Although the press materials focus on the presence of Juliette Binoche in the cast, in truth she is but one of a very gifted ensemble working together phenomenally well to breathe life into van Hove's vision. As with his astonishing A View FromThe Bridge, van Hove uses the ensemble in various, ingenious ways, getting the best out of them all as a whole and allowing individuals to shine in their key moments.
Binoche has no trouble communicating the passion Antigone holds for ensuring her brother is given traditional rights. Fragility and earnestness are effortless elements of Binoche's intensely felt (and conveyed) characterisation. She takes the dialogue to heart: “self-regarding rage” bursts from her like shrapnel fire, erratically, uncontrolled, shattering the quiet. There is clear purpose to her ferocious outpourings: in those moments, she represents civil disobedience at its most personal.
On the other hand, Patrick O'Kane's Kreon embodies the notion of state supremacy; he believes that the needs of the greater good must take precedence over individual needs or concerns. Imperious, smiling, still, making decisions but not listening, O'Kane is the epitome of the notion of the ideal modern politician. He gives a restrained performance of misjudged authority – the perfect Ying to Binoche's Yang.
There is not a weak link in the cast of eight. Obi Abili finds surprising humour in his exchanges as the guard whose message might get him killed; Kirsty Bushell has never been better than she is here as Antigone's dispassionate sister, Ismene, where every word, pause and look is carefully, superbly measured; Finbar Lynch is especially impressive as the blind seer, Teiresias, who can see clearly what Kreon cannot contemplate, and he makes exceptional use of his stentorian tones; and Kathryn Pogson is all wide-eyed, wretched wonder as Eurydike. Each contributes ably to the shared duties as the Chorus, with Lynch and Pogson especially impressive. Toby Gordon never speaks but his contribution, nevertheless, is significant.

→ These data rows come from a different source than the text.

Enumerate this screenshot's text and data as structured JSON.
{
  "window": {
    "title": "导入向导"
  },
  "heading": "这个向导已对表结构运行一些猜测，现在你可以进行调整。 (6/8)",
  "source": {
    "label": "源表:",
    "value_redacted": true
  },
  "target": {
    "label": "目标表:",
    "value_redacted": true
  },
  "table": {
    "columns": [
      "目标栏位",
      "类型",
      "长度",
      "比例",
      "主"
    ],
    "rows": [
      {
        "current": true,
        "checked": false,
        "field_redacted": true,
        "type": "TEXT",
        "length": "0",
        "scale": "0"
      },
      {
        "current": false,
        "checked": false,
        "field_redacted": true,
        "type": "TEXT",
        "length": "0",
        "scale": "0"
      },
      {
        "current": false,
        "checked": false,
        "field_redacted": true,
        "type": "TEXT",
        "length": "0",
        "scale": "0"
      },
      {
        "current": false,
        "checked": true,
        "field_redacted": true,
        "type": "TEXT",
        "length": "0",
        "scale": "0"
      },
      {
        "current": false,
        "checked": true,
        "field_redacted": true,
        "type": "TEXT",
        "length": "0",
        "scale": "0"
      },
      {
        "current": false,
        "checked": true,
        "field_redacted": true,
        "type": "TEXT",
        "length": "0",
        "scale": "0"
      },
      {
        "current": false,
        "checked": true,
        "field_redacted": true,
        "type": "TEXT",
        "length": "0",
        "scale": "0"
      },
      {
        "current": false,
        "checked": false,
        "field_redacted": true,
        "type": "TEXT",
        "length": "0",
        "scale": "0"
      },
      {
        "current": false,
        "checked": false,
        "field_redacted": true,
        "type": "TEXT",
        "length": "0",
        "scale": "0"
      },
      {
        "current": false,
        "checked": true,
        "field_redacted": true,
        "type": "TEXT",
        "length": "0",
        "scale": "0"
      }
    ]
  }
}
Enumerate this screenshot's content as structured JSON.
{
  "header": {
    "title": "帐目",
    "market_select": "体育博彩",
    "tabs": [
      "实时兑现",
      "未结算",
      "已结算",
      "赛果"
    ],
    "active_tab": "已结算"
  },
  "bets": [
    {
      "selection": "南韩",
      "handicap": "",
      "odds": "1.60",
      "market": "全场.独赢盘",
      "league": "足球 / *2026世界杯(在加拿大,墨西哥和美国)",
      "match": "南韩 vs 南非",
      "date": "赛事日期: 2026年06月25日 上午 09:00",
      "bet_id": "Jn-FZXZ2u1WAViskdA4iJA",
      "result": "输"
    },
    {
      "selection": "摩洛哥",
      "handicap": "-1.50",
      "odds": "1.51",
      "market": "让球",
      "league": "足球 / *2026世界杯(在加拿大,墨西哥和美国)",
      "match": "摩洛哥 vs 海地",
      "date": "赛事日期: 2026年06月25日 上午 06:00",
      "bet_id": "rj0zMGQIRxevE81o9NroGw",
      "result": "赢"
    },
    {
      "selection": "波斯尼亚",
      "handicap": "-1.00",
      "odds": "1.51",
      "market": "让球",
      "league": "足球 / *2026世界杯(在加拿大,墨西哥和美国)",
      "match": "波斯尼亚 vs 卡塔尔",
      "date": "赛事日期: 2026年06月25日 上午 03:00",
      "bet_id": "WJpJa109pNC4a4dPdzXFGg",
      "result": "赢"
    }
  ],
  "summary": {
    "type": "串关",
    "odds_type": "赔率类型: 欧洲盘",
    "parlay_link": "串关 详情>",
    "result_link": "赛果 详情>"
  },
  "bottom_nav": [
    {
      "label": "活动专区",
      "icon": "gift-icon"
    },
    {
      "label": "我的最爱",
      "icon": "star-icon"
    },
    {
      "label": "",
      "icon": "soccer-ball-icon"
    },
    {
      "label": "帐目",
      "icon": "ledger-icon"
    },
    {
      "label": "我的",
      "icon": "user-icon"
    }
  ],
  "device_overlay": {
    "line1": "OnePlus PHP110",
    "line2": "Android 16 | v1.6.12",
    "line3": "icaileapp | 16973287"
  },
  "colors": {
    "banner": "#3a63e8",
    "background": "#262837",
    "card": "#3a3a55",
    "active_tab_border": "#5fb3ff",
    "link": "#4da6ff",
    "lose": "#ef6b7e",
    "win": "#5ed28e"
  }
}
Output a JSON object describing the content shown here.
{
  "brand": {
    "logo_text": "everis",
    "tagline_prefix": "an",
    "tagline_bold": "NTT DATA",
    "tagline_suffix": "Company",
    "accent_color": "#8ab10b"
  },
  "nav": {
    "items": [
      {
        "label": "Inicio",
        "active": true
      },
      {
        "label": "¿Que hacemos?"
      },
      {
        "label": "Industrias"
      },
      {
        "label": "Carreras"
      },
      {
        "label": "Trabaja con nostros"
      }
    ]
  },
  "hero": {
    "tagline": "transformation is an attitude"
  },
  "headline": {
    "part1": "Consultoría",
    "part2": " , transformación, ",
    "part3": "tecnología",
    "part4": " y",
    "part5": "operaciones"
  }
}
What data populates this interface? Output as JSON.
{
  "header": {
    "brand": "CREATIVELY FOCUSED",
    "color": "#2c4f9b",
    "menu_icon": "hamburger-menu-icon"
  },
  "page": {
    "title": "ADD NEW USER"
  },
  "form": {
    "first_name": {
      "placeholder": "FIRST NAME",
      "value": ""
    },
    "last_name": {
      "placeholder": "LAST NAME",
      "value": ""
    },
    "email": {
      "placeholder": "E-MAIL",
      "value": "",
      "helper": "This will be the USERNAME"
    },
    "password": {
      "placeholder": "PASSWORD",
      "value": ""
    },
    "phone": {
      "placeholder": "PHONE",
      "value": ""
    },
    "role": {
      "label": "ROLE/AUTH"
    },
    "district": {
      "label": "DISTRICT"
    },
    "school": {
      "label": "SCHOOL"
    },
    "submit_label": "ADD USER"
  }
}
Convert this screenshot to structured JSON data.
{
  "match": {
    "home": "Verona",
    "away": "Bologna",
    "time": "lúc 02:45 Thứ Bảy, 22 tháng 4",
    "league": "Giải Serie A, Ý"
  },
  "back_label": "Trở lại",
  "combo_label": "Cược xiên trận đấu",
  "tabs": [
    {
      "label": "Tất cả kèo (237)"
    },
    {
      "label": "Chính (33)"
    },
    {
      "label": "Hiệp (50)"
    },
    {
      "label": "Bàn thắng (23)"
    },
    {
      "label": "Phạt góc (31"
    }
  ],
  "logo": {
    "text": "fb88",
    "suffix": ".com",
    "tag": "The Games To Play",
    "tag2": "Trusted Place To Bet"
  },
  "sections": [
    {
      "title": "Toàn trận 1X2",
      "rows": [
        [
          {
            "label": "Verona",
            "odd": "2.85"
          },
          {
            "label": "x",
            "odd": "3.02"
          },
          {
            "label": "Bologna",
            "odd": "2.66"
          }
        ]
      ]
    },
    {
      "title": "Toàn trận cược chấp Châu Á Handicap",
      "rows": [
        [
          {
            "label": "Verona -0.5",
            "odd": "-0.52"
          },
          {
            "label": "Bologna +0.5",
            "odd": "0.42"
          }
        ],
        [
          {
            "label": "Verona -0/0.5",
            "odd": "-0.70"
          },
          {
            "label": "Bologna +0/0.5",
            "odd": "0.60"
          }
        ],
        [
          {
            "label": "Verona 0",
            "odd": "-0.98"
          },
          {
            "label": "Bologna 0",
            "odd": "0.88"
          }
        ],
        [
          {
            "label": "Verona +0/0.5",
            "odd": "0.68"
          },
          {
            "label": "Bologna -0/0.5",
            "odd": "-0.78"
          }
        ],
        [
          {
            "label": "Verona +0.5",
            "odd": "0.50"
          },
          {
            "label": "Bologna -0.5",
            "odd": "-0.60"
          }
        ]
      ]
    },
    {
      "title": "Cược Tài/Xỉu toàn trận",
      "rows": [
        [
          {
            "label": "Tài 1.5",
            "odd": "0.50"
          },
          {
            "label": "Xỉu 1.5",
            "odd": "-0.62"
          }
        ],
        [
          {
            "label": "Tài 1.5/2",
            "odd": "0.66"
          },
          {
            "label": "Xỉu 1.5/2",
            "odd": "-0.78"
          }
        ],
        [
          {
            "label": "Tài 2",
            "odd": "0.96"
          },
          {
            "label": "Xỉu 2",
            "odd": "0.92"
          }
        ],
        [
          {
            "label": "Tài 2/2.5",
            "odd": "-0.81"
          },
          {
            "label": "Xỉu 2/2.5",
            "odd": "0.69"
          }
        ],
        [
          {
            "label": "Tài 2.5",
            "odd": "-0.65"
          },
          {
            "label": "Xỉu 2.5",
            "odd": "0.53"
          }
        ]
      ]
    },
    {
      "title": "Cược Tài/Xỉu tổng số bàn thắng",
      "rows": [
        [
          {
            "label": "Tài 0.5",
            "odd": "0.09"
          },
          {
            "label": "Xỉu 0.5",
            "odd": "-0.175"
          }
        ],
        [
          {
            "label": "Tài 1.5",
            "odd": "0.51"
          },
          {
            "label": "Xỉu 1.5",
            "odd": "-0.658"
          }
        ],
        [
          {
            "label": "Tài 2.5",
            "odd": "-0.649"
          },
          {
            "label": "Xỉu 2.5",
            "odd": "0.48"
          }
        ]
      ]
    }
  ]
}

For me, though, the performance which stood slightly ahead of the rest came from Samuel Edward-Cook as Haimon, son to Kreon and affianced to Antigone. Because of his situation, his allegiances, Haimon must see both sides of the central debate and he tries very hard to reconcile the parties. He fails, and the consequences are devastating for all. The passion that Edward-Cook weaves into his performance is remarkable; from his little-boy hugs with his father to his desperate kiss with Antigone, he displays an extraordinary range of emotions, motivations and foibles. The speech to his father about compromise is the highlight of the evening.
This is a vibrant and completely absorbing take on a classic from the Ancient Greek repertoire. The cast excels under van Hove's centred, firm vision and all aspects of the production blend to triumphant results. It will leave you pondering the relationship between power and the individual, the state and tradition. And considering how prescient Sophokles was about the present state of politics all those centuries ago.
Antigone runs at the Barbican until March 28, 2015